Pothos, Epipremnum aureum: “Devil’s Ivy”
Despite being a garden designer and certified plant enthusiast (read: borderline obsessed), I don’t grow many indoor plants. Most people think my interior space would match my exterior space: verdant, jungly, crammed with cascading and climbing greenery, and spotted with stately potted centerpieces. But most indoor plants I have tried to grow simply demand too much attention and too much fussing. That being said, of the three houseplants I grow, pothos is one.
Please keep reading to learn why you should grow this easy houseplant.
A tropical forest plant, in colder climates pothos lives indoors so happily that I’d put it in the running for winning the Easiest Houseplant Ever award. With a trailing, vine-like habit, attractive heart-shaped leaves, an ability to help purify the air and to thrive in low light and humidity while withstanding neglect for long periods of time, pothos is the perfect plant for people too busy for houseplants (but who really want the beauty of houseplants).
Pothos has numerous common names, including: golden pothos, hunter’s robe, ivy arum, money plant, and taro vine. The curious other name: devil’s ivy is because it’s nearly impossible to kill and stays alive even when kept in the dark.In tropical forests pothos can grow incredibly large and climb and clamber over the landscape. The ones we grow indoors are tamer versions. If you happen to live in USDA zones 10 and 11, you may be able to grow pothos outside in a shady location as a ground cover or scrambling vine.

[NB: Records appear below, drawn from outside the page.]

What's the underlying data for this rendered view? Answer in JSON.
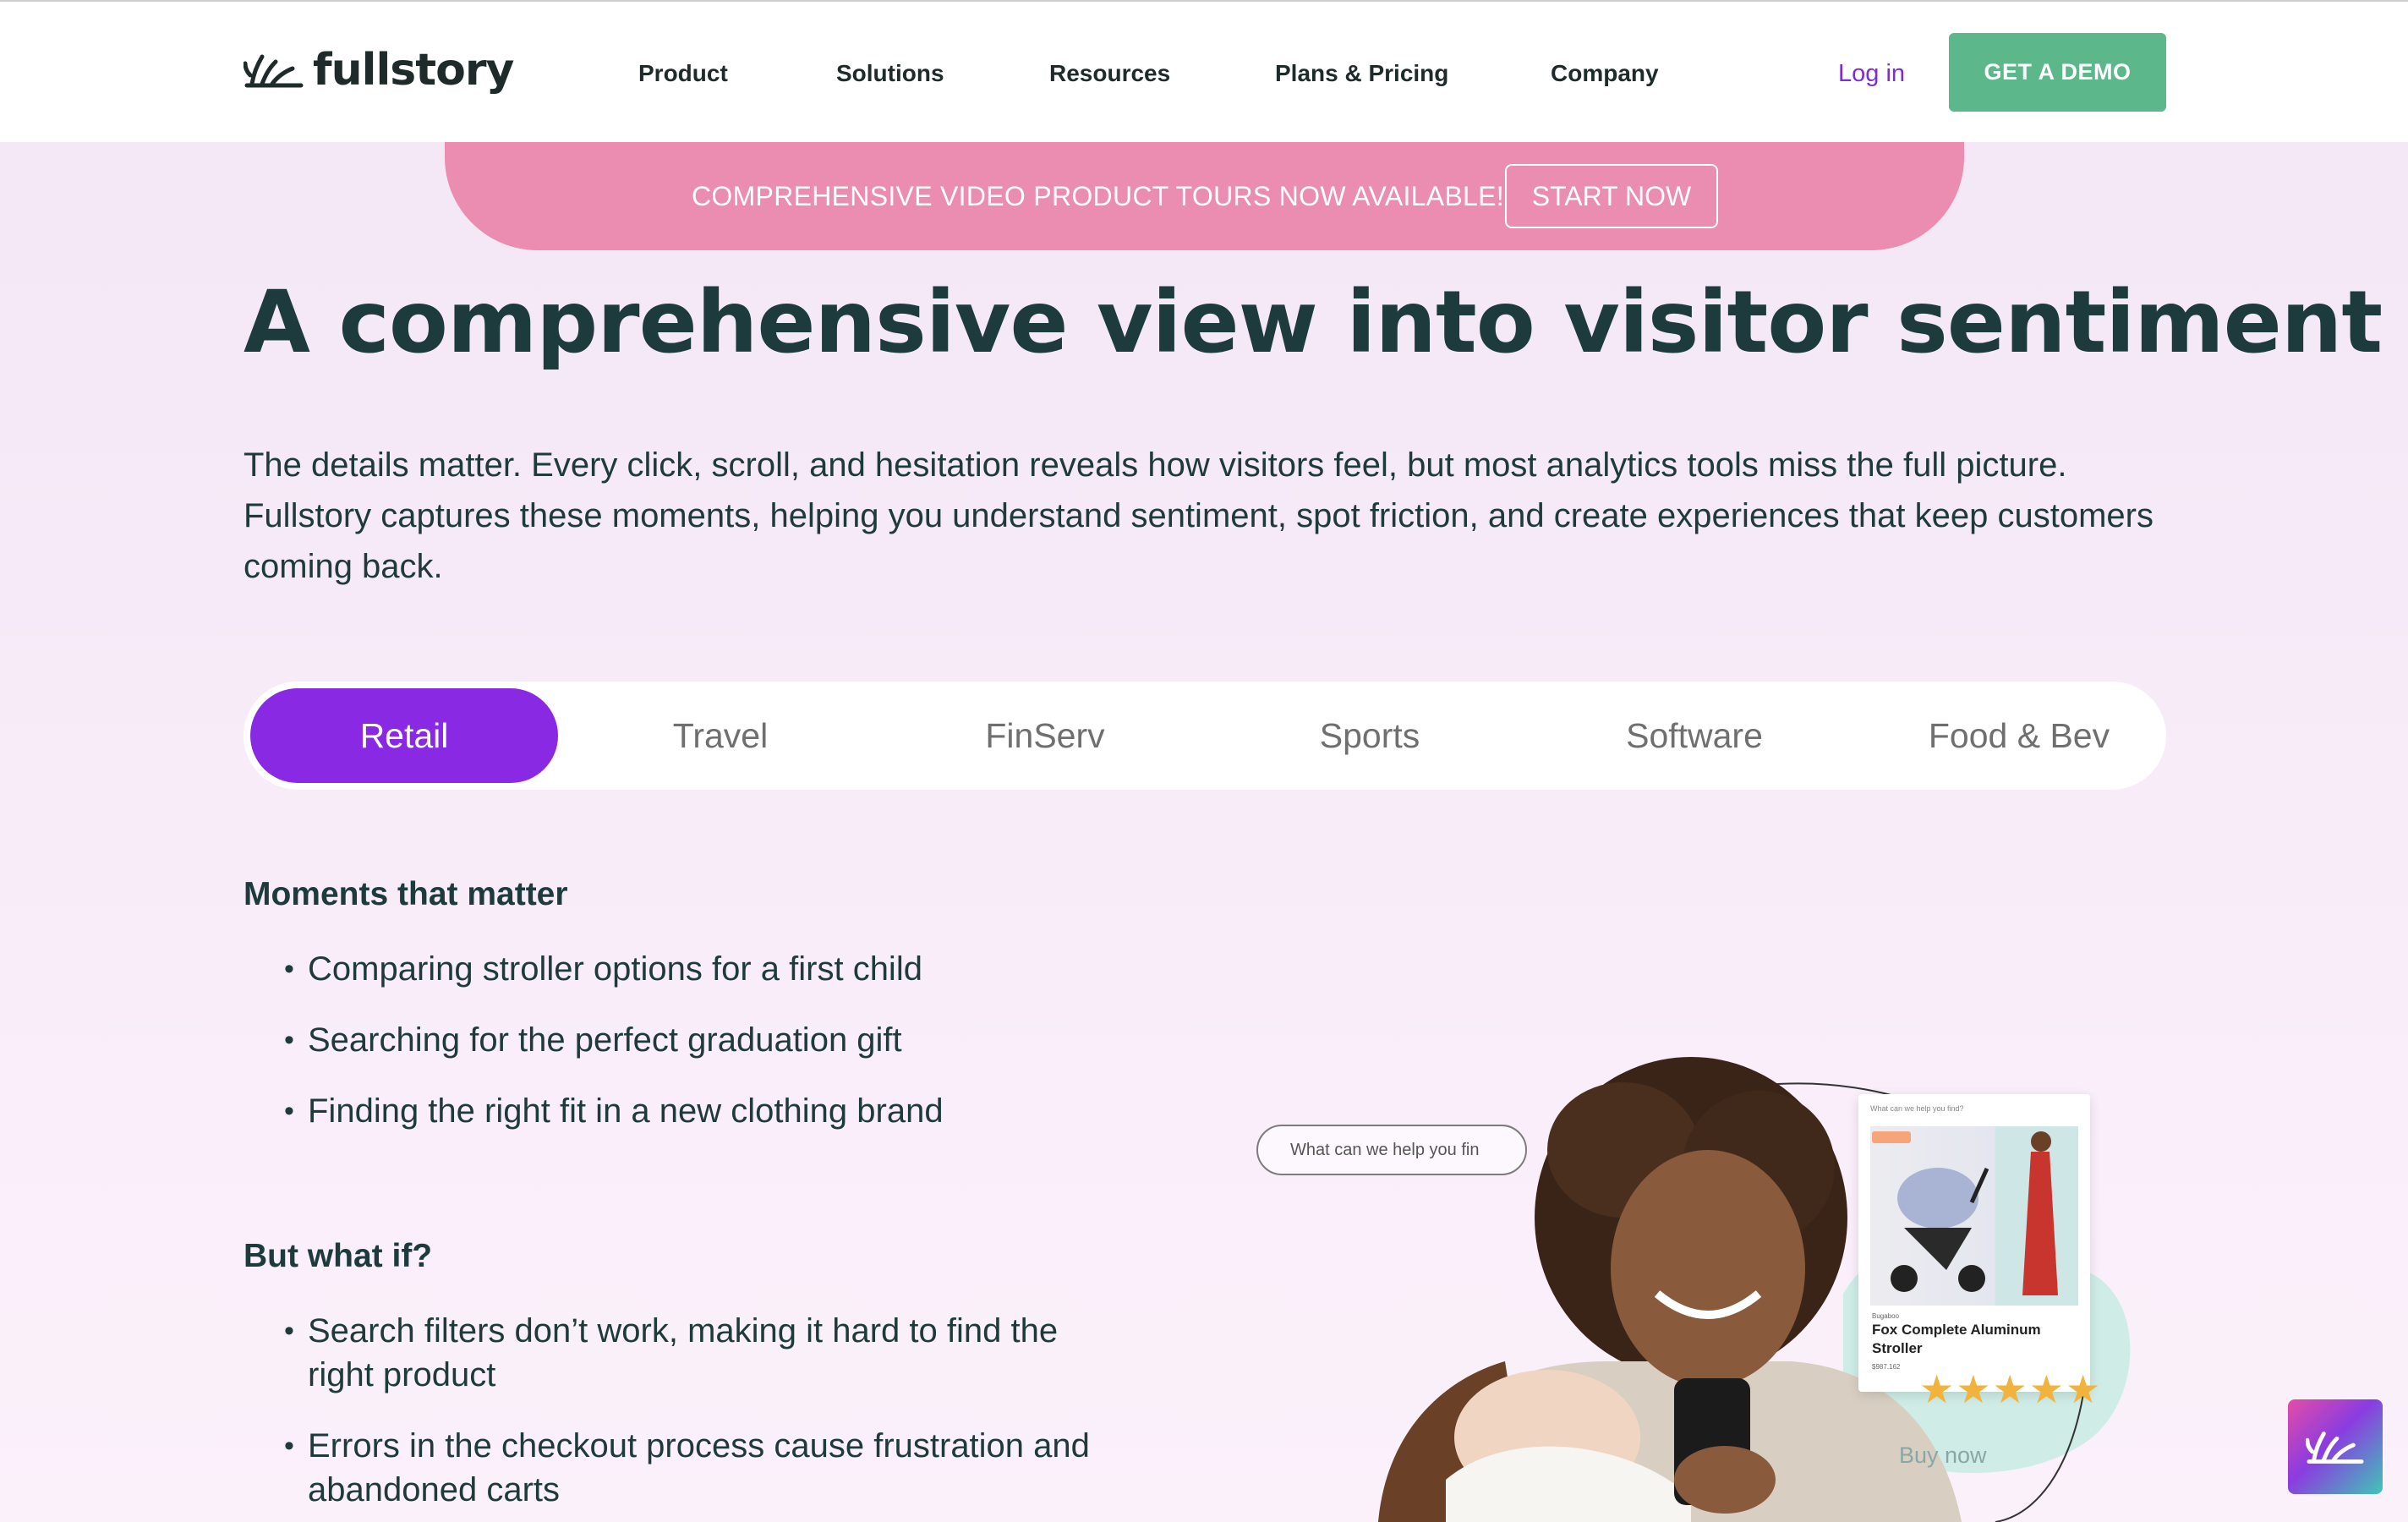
{
  "header": {
    "logo_text": "fullstory",
    "nav": [
      "Product",
      "Solutions",
      "Resources",
      "Plans & Pricing",
      "Company"
    ],
    "login_label": "Log in",
    "demo_label": "GET A DEMO"
  },
  "banner": {
    "text": "COMPREHENSIVE VIDEO PRODUCT TOURS NOW AVAILABLE!",
    "button_label": "START NOW"
  },
  "hero": {
    "title": "A comprehensive view into visitor sentiment",
    "body": "The details matter. Every click, scroll, and hesitation reveals how visitors feel, but most analytics tools miss the full picture. Fullstory captures these moments, helping you understand sentiment, spot friction, and create experiences that keep customers coming back."
  },
  "tabs": [
    {
      "label": "Retail",
      "active": true
    },
    {
      "label": "Travel",
      "active": false
    },
    {
      "label": "FinServ",
      "active": false
    },
    {
      "label": "Sports",
      "active": false
    },
    {
      "label": "Software",
      "active": false
    },
    {
      "label": "Food & Bev",
      "active": false
    }
  ],
  "moments": {
    "heading": "Moments that matter",
    "items": [
      "Comparing stroller options for a first child",
      "Searching for the perfect graduation gift",
      "Finding the right fit in a new clothing brand"
    ]
  },
  "whatif": {
    "heading": "But what if?",
    "items": [
      "Search filters don’t work, making it hard to find the right product",
      "Errors in the checkout process cause frustration and abandoned carts"
    ]
  },
  "illustration": {
    "search_text": "What can we help you fin",
    "card_search": "What can we help you find?",
    "card_brand": "Bugaboo",
    "product_name": "Fox Complete Aluminum Stroller",
    "card_price": "$987.162",
    "rating_stars": 5,
    "buy_label": "Buy now"
  },
  "colors": {
    "brand_green": "#5cb88a",
    "brand_purple": "#8a29e3",
    "banner_pink": "#eb8cb1",
    "heading_teal": "#1d3b3d"
  },
  "icons": [
    "fullstory-logo-icon",
    "search-icon",
    "fullstory-chat-icon"
  ]
}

Both indoors and outdoors, if your pothos gets too leggy give it a prune to control the shape and corral the length. Discover yellowing and withering older leaves with dry edges? You probably let it dry out too much for too long. Solution? Give your struggling plant friend a good soak of water.
N.B.: All parts of this plant are poisonous if ingested by humans or animals.
- Grow pothos in a container that rests on a bookshelf or ledge, or in a hanging container so that it’s superior cascading habit can be appreciated. Can grow to about six to 10 feet over time.
- Because it helps clean the air of toxins, especially formaldehyde and benzene fumes, which are often found in recently painted or furnished rooms, pothos is perfect for offices and living rooms, and because it also helps remove carbon monoxide from the air, consider putting this plant in your bedroom to ensure enough oxygen while sleeping.
- Consider repotting your pothos if the roots have consumed the pot. Choose a container one size larger than what you are taking it out of and add fresh potting soil.
- Propagating pothos is also easy from cuttings. Simply place a cut stem that has a node on it in a glass of water and wait for it to root. Then plant in a small container.
- Varieties such as ‘Neon’, with chartreuse leaves will brighten a dark corner.
Keep It Alive
- Grow pothos indoors, preferably with bright, not direct light, although it also will tolerate low-light conditions. Tip: Pale leaves means too much sun, and loss of variegation means too little.
- Pothos likes to have its soil dry out between waterings and therefore accepts erratic watering care. It definitely dislikes soggy roots. Tip: The leaves droop when the plant is thirsty and needs a drink. But don’t let this wilt-y stage go for too long or you will start to see leaf drop.
- Grow in any well-draining potting soil.
- Pothos is a light feeder, but you can give it a monthly snack with a balanced fertilizer formulated for houseplants.
- For more growing and care tips, see Pothos: A Field Guide to Planting, Care & Design.
- Read about more of our favorite houseplants in Prayer Plants: A Field Guide to Planting, Care & Design. And see more tropical plants in Tropical Plants 101 and indoor plants with exotic foliage in Houseplants 101. For more inspiration:
- Fiddle-Leaf Fig Trees: A Field Guide
- How to Make an Orchid Bloom Again
- Philodendrons: A Field Guide
- How to Keep an Indoor Citrus Tree Happy
- Succulents & Cacti: A Field Guide
- Maui Beach Cottage with a Tropical Garden
- Orchids 101: A Field Guide